At the simplest level, there is simply a lack of competition for these drugs, even absent patent protection. Some of this dynamic could be the well-recognized consolidation in the pharmaceutical industry, which may lead to reduced competition. The low profit margins on some of these drugs may have led some companies to leave the market altogether, leaving only one company.

But even absent consolidation, remember there is another component at play: the huge backlog of drugs requiring FDA regulatory approval. Even generic drugs need regulatory approval to be sold, which makes sense. We don’t want fly-by-night companies selling impure or otherwise harmful drugs.

But obtaining approval adds to cost and time for competitors attempting to enter the market. One potential EpiPen competitor, Teva Pharmaceuticals, failed to obtain regulatory approval of its epinephrine delivery device, which delayed its entry into market. Another competitor, Sanofi, recalled its autoinjector because it may be delivering an incorrect dosage. That leaves Mylan alone in the market with the power to raise prices, which it did.

Congress and the FDA are well aware of the backlog, even though the FDA says it is picking up the pace, thanks to fees charged to the drug companies seeking approval.
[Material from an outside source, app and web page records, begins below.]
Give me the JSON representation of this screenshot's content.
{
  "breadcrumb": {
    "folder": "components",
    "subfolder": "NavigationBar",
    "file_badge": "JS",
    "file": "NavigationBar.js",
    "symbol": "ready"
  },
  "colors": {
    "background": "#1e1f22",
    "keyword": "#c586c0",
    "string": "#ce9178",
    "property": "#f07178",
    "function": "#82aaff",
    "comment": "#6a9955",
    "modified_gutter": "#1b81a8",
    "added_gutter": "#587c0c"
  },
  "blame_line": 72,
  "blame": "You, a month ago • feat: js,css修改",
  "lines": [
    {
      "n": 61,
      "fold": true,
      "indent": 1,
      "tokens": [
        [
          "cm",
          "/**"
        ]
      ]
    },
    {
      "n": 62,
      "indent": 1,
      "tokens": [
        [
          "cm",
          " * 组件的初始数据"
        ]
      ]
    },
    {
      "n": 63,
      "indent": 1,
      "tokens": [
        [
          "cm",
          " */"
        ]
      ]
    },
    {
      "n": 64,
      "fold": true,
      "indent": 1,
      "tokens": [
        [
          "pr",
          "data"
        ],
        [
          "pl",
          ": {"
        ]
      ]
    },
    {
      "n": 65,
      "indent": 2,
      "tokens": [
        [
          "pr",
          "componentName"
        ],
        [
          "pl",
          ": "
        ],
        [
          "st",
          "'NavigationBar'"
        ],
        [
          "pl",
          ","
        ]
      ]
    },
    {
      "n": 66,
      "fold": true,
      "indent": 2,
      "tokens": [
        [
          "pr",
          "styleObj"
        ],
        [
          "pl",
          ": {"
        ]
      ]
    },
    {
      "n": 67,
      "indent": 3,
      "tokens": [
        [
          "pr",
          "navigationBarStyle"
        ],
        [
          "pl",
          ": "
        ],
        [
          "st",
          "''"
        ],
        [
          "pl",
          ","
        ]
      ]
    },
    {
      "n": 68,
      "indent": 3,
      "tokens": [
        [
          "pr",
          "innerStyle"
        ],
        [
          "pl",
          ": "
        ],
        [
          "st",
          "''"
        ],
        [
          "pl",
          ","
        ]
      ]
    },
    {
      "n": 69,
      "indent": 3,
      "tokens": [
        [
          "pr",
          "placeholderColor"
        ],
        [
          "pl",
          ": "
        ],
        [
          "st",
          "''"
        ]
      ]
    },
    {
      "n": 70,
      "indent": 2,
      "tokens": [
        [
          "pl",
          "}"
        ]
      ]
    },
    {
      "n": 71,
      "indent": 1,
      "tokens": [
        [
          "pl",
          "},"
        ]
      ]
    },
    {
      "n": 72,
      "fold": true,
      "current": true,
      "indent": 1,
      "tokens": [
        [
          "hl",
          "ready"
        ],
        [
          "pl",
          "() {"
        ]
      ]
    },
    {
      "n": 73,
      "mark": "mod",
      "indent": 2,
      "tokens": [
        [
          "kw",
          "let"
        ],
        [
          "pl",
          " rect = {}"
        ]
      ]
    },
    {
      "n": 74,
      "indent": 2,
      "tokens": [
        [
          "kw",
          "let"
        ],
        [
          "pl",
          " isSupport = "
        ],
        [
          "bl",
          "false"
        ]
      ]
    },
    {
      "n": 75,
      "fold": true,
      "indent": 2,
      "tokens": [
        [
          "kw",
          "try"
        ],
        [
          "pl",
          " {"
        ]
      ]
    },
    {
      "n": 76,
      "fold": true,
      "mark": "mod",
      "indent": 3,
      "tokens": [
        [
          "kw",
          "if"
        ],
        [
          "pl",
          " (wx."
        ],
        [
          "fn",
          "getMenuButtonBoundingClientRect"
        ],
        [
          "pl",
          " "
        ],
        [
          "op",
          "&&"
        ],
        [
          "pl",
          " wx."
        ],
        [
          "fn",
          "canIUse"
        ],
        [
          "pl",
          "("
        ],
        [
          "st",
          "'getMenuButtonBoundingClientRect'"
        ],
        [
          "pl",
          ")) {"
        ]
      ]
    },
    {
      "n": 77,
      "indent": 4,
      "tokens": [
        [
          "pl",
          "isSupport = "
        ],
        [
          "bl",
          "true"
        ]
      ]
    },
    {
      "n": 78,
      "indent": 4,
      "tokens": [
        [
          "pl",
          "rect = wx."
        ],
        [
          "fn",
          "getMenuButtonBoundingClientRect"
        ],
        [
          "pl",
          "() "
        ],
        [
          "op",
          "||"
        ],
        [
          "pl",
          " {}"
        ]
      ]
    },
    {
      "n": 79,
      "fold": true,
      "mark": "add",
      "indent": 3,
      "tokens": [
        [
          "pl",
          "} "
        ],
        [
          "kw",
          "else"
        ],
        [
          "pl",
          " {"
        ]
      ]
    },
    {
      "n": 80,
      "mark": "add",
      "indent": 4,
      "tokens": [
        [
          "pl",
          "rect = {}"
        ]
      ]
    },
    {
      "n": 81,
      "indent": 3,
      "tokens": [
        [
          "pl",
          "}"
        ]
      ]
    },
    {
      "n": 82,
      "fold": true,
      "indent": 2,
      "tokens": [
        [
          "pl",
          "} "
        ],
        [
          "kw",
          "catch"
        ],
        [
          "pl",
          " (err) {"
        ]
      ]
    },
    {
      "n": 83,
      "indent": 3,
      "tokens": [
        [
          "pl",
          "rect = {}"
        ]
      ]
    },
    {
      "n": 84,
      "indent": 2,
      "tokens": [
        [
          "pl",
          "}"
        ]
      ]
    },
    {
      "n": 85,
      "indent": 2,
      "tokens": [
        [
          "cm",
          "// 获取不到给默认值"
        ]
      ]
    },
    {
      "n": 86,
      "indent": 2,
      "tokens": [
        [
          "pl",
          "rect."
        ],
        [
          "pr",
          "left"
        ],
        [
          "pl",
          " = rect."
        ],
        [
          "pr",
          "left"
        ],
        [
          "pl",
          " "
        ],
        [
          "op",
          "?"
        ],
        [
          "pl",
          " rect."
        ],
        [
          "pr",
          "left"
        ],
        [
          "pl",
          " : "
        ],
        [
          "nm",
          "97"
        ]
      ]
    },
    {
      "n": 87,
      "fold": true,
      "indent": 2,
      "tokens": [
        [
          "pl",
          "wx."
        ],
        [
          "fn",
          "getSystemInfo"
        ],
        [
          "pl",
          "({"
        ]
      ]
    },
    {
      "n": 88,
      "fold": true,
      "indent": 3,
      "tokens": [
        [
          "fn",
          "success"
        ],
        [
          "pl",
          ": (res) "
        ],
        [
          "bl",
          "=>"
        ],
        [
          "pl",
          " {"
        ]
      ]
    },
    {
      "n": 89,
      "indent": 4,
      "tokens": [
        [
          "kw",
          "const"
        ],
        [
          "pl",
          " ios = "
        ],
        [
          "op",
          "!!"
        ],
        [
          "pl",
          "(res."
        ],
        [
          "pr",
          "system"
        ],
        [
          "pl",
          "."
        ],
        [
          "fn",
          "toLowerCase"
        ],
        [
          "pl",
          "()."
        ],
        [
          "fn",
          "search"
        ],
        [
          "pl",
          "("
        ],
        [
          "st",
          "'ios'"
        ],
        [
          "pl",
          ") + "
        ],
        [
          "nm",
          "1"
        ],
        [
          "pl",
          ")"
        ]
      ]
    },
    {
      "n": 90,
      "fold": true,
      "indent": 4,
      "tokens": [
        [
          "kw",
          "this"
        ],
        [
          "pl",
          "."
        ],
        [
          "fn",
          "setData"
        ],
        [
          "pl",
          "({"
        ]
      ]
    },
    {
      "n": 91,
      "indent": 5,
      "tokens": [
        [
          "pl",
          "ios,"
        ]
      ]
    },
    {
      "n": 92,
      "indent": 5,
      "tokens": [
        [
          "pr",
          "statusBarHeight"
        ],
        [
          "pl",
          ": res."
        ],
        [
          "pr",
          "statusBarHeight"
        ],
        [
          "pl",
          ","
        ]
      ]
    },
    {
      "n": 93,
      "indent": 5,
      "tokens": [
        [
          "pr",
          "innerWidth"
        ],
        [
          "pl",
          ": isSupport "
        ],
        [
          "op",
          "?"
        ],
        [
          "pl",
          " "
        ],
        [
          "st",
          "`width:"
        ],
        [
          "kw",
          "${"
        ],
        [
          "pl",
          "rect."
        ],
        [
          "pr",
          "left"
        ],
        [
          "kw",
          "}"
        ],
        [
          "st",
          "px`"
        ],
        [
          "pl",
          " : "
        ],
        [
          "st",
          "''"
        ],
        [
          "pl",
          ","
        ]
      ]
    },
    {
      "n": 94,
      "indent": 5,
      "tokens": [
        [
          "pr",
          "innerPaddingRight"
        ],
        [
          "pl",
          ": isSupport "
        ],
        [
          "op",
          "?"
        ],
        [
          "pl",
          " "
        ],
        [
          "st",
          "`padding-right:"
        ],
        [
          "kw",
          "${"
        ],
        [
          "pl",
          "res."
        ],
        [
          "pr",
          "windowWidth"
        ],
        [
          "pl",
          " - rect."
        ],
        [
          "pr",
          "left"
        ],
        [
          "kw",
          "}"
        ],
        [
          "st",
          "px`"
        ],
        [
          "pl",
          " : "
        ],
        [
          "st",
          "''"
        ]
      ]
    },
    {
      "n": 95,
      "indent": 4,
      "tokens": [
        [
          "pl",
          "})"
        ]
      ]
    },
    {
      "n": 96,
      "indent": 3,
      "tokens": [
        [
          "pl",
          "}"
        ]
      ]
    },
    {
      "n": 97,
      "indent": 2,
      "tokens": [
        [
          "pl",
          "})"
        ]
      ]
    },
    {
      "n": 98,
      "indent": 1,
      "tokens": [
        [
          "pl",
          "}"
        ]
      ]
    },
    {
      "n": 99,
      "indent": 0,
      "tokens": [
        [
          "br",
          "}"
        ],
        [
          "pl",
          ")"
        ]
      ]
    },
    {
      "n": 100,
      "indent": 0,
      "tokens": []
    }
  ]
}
In theory, some of these are just short-run problems. Eventually exorbitant prices will draw other competitors to the market and prices will come down, or so goes the thinking of basic supply and demand. FDA regulations, however—if unduly onerous—could continue to create long delays, resulting in higher prices and loss of access to medications.

It may be time for the FDA to reconsider some of its regulations governing well-known generic drugs to reduce the cost of approval and to facilitate competition. For example, the FDA may need to consider some sort of accelerated approval for importing drugs already sold in countries with regulatory systems comparable to our own. In that way, competition for these unpatented drugs could return more quickly.

As famed economist John Maynard Keynes noted: In the long run, we’re all dead. But even if these price hikes are only in the short run, some of these patients may be dead in the short run, too.

At present, companies will charge prices that the market can bear for drugs. There are few levers the government has to affect these prices. Thus, the FDA is in a unique position to act. It should revisit its role in this regulatory structure to ensure it is striking the appropriate balance between protecting patients from flawed drugs and ensuring that safe drugs get to market quickly to effectively hold the line on prices.

The Conversation

This article was originally published on The Conversation. Read the original article.


About The Author

Timothy Holbrook

Timothy Holbrook is a professor of law at Emory University.